━━ Given records ━━

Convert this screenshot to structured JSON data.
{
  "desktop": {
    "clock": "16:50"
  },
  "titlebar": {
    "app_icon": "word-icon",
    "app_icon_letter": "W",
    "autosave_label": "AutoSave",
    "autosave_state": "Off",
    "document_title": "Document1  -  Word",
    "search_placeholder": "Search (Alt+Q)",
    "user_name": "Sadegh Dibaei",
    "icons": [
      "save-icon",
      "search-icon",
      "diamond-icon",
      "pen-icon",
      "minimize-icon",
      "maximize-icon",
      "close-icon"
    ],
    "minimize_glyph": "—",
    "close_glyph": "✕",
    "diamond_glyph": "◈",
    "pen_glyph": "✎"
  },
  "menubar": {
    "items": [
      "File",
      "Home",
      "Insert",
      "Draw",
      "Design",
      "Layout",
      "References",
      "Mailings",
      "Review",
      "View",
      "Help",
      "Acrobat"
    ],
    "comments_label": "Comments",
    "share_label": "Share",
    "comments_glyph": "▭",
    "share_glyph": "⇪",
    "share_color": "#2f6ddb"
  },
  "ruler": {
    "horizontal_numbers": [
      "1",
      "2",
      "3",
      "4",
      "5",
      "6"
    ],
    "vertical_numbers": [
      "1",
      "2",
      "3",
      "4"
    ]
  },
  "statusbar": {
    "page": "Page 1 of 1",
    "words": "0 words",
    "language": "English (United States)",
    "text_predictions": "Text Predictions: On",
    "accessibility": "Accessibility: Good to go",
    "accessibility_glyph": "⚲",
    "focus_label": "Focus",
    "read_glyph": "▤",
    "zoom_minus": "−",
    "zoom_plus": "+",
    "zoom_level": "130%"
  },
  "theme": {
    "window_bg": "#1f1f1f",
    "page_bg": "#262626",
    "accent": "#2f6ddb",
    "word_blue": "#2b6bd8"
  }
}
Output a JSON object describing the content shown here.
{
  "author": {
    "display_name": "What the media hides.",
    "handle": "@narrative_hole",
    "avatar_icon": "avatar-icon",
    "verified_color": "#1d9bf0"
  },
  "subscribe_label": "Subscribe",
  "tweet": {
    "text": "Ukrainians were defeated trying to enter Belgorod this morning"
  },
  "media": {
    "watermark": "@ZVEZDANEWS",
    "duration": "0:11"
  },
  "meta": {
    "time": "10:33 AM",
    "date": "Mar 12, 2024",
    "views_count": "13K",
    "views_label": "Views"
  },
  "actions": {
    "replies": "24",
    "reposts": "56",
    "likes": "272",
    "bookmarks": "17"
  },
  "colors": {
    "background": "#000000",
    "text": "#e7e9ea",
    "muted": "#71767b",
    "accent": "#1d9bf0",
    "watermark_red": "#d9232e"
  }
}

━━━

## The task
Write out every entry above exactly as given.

## Solution for this exercise
Convert this screenshot to structured JSON data.
{
  "desktop": {
    "clock": "16:50"
  },
  "titlebar": {
    "app_icon": "word-icon",
    "app_icon_letter": "W",
    "autosave_label": "AutoSave",
    "autosave_state": "Off",
    "document_title": "Document1  -  Word",
    "search_placeholder": "Search (Alt+Q)",
    "user_name": "Sadegh Dibaei",
    "icons": [
      "save-icon",
      "search-icon",
      "diamond-icon",
      "pen-icon",
      "minimize-icon",
      "maximize-icon",
      "close-icon"
    ],
    "minimize_glyph": "—",
    "close_glyph": "✕",
    "diamond_glyph": "◈",
    "pen_glyph": "✎"
  },
  "menubar": {
    "items": [
      "File",
      "Home",
      "Insert",
      "Draw",
      "Design",
      "Layout",
      "References",
      "Mailings",
      "Review",
      "View",
      "Help",
      "Acrobat"
    ],
    "comments_label": "Comments",
    "share_label": "Share",
    "comments_glyph": "▭",
    "share_glyph": "⇪",
    "share_color": "#2f6ddb"
  },
  "ruler": {
    "horizontal_numbers": [
      "1",
      "2",
      "3",
      "4",
      "5",
      "6"
    ],
    "vertical_numbers": [
      "1",
      "2",
      "3",
      "4"
    ]
  },
  "statusbar": {
    "page": "Page 1 of 1",
    "words": "0 words",
    "language": "English (United States)",
    "text_predictions": "Text Predictions: On",
    "accessibility": "Accessibility: Good to go",
    "accessibility_glyph": "⚲",
    "focus_label": "Focus",
    "read_glyph": "▤",
    "zoom_minus": "−",
    "zoom_plus": "+",
    "zoom_level": "130%"
  },
  "theme": {
    "window_bg": "#1f1f1f",
    "page_bg": "#262626",
    "accent": "#2f6ddb",
    "word_blue": "#2b6bd8"
  }
}
Output a JSON object describing the content shown here.
{
  "author": {
    "display_name": "What the media hides.",
    "handle": "@narrative_hole",
    "avatar_icon": "avatar-icon",
    "verified_color": "#1d9bf0"
  },
  "subscribe_label": "Subscribe",
  "tweet": {
    "text": "Ukrainians were defeated trying to enter Belgorod this morning"
  },
  "media": {
    "watermark": "@ZVEZDANEWS",
    "duration": "0:11"
  },
  "meta": {
    "time": "10:33 AM",
    "date": "Mar 12, 2024",
    "views_count": "13K",
    "views_label": "Views"
  },
  "actions": {
    "replies": "24",
    "reposts": "56",
    "likes": "272",
    "bookmarks": "17"
  },
  "colors": {
    "background": "#000000",
    "text": "#e7e9ea",
    "muted": "#71767b",
    "accent": "#1d9bf0",
    "watermark_red": "#d9232e"
  }
}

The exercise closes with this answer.